ACTIVITY: Apart from the pictures, everything in the lines below must be printed exactly.

DATA SUPPLIED:
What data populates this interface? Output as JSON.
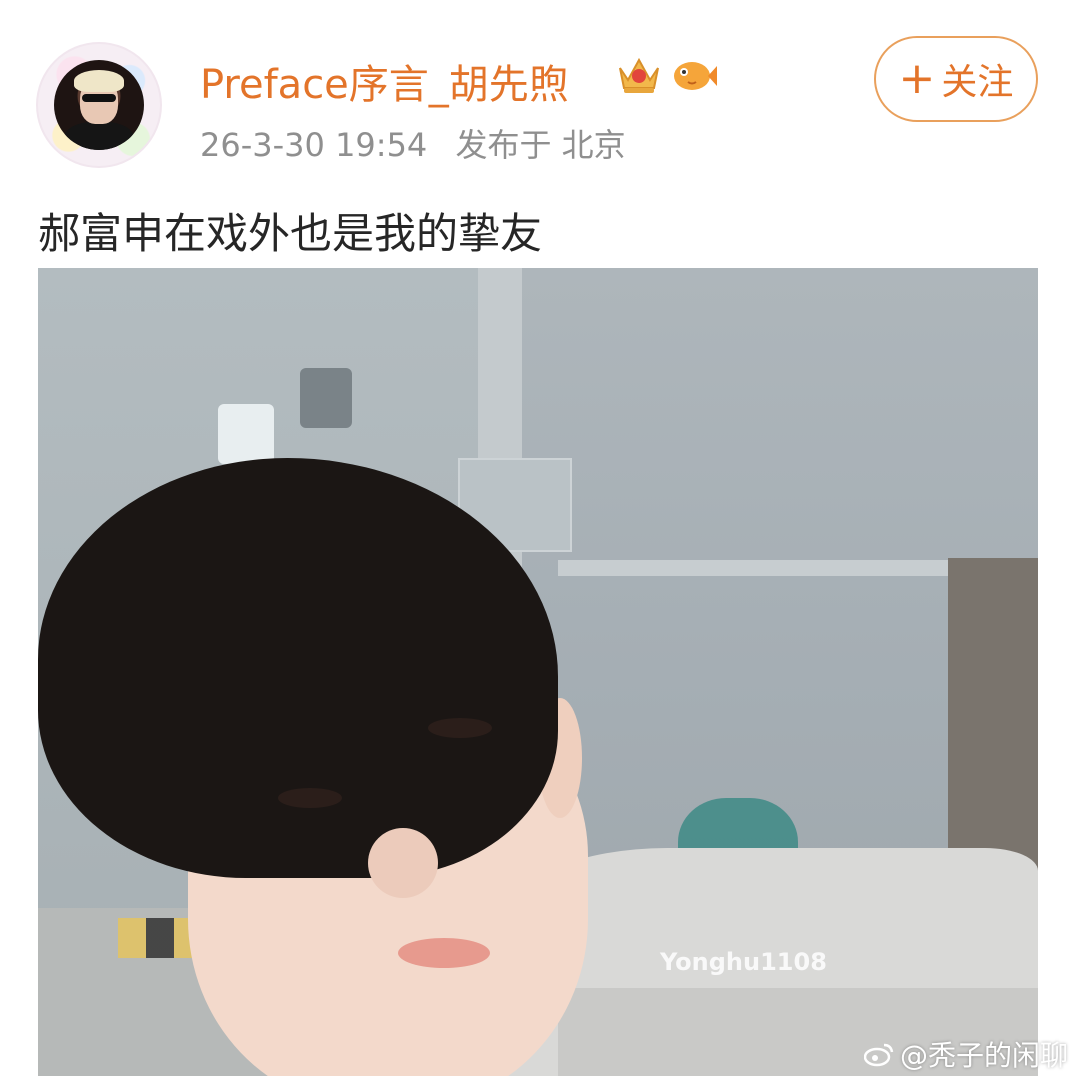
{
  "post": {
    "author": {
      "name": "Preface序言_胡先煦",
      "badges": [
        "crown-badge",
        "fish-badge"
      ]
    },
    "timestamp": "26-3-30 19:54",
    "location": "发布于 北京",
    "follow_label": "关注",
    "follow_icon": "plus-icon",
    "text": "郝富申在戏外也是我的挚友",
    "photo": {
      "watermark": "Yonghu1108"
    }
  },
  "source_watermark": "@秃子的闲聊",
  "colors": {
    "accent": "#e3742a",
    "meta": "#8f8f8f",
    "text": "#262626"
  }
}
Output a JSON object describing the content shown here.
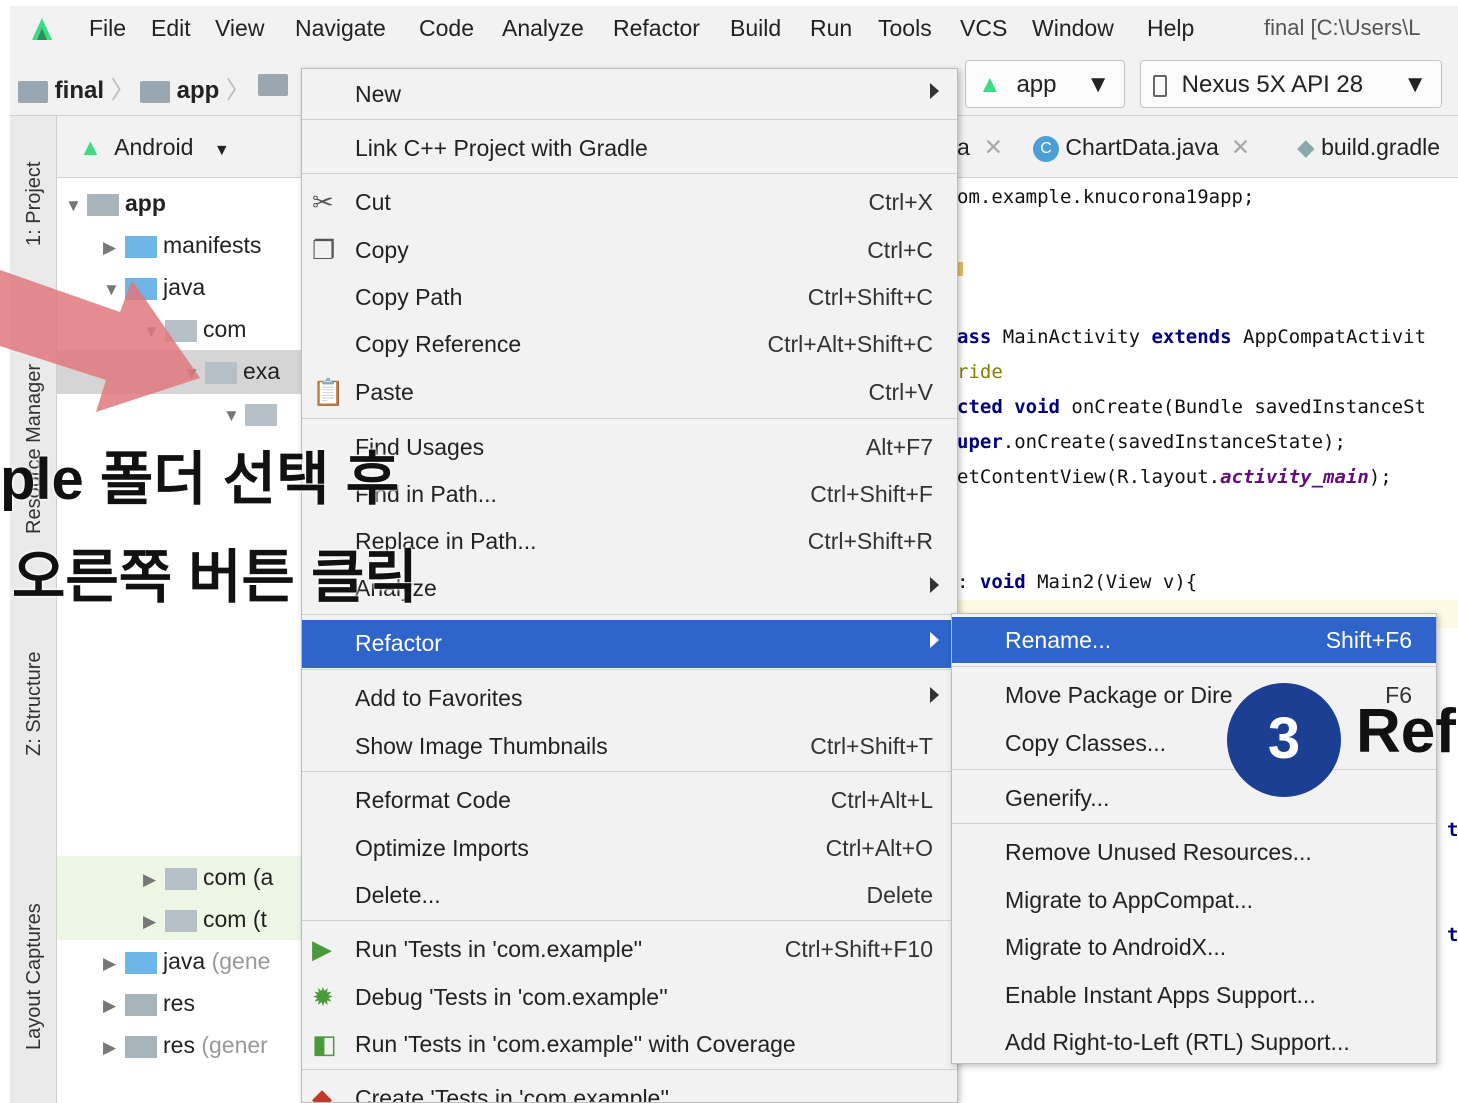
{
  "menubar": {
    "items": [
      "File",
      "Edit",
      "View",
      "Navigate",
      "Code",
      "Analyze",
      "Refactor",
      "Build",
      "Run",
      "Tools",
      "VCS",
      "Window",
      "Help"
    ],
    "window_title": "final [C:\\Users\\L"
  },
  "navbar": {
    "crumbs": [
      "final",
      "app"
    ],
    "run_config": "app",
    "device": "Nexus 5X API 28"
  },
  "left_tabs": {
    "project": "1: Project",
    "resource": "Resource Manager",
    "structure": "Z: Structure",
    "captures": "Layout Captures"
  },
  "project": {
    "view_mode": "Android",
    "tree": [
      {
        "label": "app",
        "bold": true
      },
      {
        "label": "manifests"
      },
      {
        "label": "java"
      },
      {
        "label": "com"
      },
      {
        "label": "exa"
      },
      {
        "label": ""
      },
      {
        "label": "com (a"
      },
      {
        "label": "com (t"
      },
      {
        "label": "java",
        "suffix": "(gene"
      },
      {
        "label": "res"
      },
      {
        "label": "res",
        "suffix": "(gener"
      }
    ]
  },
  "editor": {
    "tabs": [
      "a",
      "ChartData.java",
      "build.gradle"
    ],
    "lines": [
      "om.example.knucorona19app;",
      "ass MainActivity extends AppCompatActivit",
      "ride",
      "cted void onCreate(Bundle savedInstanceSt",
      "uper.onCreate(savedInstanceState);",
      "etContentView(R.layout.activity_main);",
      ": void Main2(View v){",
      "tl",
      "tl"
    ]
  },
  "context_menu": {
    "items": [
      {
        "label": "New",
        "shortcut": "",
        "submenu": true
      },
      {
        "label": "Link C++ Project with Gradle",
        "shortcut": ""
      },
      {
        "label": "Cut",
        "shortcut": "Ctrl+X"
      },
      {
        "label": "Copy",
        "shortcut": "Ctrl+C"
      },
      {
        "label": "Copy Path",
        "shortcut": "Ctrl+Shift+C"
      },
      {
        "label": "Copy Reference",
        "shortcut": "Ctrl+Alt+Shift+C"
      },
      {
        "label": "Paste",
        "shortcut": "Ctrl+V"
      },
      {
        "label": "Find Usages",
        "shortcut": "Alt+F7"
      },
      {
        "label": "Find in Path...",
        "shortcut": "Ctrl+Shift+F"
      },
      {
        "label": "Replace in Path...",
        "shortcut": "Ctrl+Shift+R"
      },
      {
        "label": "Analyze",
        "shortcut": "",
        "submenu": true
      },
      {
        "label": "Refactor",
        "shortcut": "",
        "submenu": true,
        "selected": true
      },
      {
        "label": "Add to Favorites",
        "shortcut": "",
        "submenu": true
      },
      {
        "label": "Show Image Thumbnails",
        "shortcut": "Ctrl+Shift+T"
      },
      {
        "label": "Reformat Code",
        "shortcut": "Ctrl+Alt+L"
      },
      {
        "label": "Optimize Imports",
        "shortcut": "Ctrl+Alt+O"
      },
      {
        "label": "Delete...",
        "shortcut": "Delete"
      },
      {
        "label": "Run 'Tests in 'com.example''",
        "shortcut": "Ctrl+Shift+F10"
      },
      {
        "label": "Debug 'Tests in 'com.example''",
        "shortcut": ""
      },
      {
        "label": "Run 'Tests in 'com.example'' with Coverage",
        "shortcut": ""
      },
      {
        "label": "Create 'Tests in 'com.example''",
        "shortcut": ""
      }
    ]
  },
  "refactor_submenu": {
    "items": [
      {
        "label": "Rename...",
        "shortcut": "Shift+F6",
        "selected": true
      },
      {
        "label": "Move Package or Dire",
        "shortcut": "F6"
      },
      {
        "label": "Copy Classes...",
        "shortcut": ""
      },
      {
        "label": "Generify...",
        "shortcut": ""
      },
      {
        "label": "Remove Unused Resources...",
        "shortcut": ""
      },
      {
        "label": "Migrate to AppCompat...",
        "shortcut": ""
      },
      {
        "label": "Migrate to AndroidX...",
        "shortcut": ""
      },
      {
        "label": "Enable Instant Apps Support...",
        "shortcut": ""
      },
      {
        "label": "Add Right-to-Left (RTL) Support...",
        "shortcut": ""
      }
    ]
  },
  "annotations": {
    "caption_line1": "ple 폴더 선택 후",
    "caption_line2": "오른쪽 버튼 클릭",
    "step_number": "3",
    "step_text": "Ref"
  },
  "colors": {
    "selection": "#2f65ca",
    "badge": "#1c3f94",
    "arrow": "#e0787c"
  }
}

TASK ANSWER:
What data populates this interface? Output as JSON.
{
  "post": {
    "author": {
      "name": "Preface序言_胡先煦",
      "badges": [
        "crown-badge",
        "fish-badge"
      ]
    },
    "timestamp": "26-3-30 19:54",
    "location": "发布于 北京",
    "follow_label": "关注",
    "follow_icon": "plus-icon",
    "text": "郝富申在戏外也是我的挚友",
    "photo": {
      "watermark": "Yonghu1108"
    }
  },
  "source_watermark": "@秃子的闲聊",
  "colors": {
    "accent": "#e3742a",
    "meta": "#8f8f8f",
    "text": "#262626"
  }
}
Output a JSON object describing the content shown here.
{
  "menubar": {
    "items": [
      "File",
      "Edit",
      "View",
      "Navigate",
      "Code",
      "Analyze",
      "Refactor",
      "Build",
      "Run",
      "Tools",
      "VCS",
      "Window",
      "Help"
    ],
    "window_title": "final [C:\\Users\\L"
  },
  "navbar": {
    "crumbs": [
      "final",
      "app"
    ],
    "run_config": "app",
    "device": "Nexus 5X API 28"
  },
  "left_tabs": {
    "project": "1: Project",
    "resource": "Resource Manager",
    "structure": "Z: Structure",
    "captures": "Layout Captures"
  },
  "project": {
    "view_mode": "Android",
    "tree": [
      {
        "label": "app",
        "bold": true
      },
      {
        "label": "manifests"
      },
      {
        "label": "java"
      },
      {
        "label": "com"
      },
      {
        "label": "exa"
      },
      {
        "label": ""
      },
      {
        "label": "com (a"
      },
      {
        "label": "com (t"
      },
      {
        "label": "java",
        "suffix": "(gene"
      },
      {
        "label": "res"
      },
      {
        "label": "res",
        "suffix": "(gener"
      }
    ]
  },
  "editor": {
    "tabs": [
      "a",
      "ChartData.java",
      "build.gradle"
    ],
    "lines": [
      "om.example.knucorona19app;",
      "ass MainActivity extends AppCompatActivit",
      "ride",
      "cted void onCreate(Bundle savedInstanceSt",
      "uper.onCreate(savedInstanceState);",
      "etContentView(R.layout.activity_main);",
      ": void Main2(View v){",
      "tl",
      "tl"
    ]
  },
  "context_menu": {
    "items": [
      {
        "label": "New",
        "shortcut": "",
        "submenu": true
      },
      {
        "label": "Link C++ Project with Gradle",
        "shortcut": ""
      },
      {
        "label": "Cut",
        "shortcut": "Ctrl+X"
      },
      {
        "label": "Copy",
        "shortcut": "Ctrl+C"
      },
      {
        "label": "Copy Path",
        "shortcut": "Ctrl+Shift+C"
      },
      {
        "label": "Copy Reference",
        "shortcut": "Ctrl+Alt+Shift+C"
      },
      {
        "label": "Paste",
        "shortcut": "Ctrl+V"
      },
      {
        "label": "Find Usages",
        "shortcut": "Alt+F7"
      },
      {
        "label": "Find in Path...",
        "shortcut": "Ctrl+Shift+F"
      },
      {
        "label": "Replace in Path...",
        "shortcut": "Ctrl+Shift+R"
      },
      {
        "label": "Analyze",
        "shortcut": "",
        "submenu": true
      },
      {
        "label": "Refactor",
        "shortcut": "",
        "submenu": true,
        "selected": true
      },
      {
        "label": "Add to Favorites",
        "shortcut": "",
        "submenu": true
      },
      {
        "label": "Show Image Thumbnails",
        "shortcut": "Ctrl+Shift+T"
      },
      {
        "label": "Reformat Code",
        "shortcut": "Ctrl+Alt+L"
      },
      {
        "label": "Optimize Imports",
        "shortcut": "Ctrl+Alt+O"
      },
      {
        "label": "Delete...",
        "shortcut": "Delete"
      },
      {
        "label": "Run 'Tests in 'com.example''",
        "shortcut": "Ctrl+Shift+F10"
      },
      {
        "label": "Debug 'Tests in 'com.example''",
        "shortcut": ""
      },
      {
        "label": "Run 'Tests in 'com.example'' with Coverage",
        "shortcut": ""
      },
      {
        "label": "Create 'Tests in 'com.example''",
        "shortcut": ""
      }
    ]
  },
  "refactor_submenu": {
    "items": [
      {
        "label": "Rename...",
        "shortcut": "Shift+F6",
        "selected": true
      },
      {
        "label": "Move Package or Dire",
        "shortcut": "F6"
      },
      {
        "label": "Copy Classes...",
        "shortcut": ""
      },
      {
        "label": "Generify...",
        "shortcut": ""
      },
      {
        "label": "Remove Unused Resources...",
        "shortcut": ""
      },
      {
        "label": "Migrate to AppCompat...",
        "shortcut": ""
      },
      {
        "label": "Migrate to AndroidX...",
        "shortcut": ""
      },
      {
        "label": "Enable Instant Apps Support...",
        "shortcut": ""
      },
      {
        "label": "Add Right-to-Left (RTL) Support...",
        "shortcut": ""
      }
    ]
  },
  "annotations": {
    "caption_line1": "ple 폴더 선택 후",
    "caption_line2": "오른쪽 버튼 클릭",
    "step_number": "3",
    "step_text": "Ref"
  },
  "colors": {
    "selection": "#2f65ca",
    "badge": "#1c3f94",
    "arrow": "#e0787c"
  }
}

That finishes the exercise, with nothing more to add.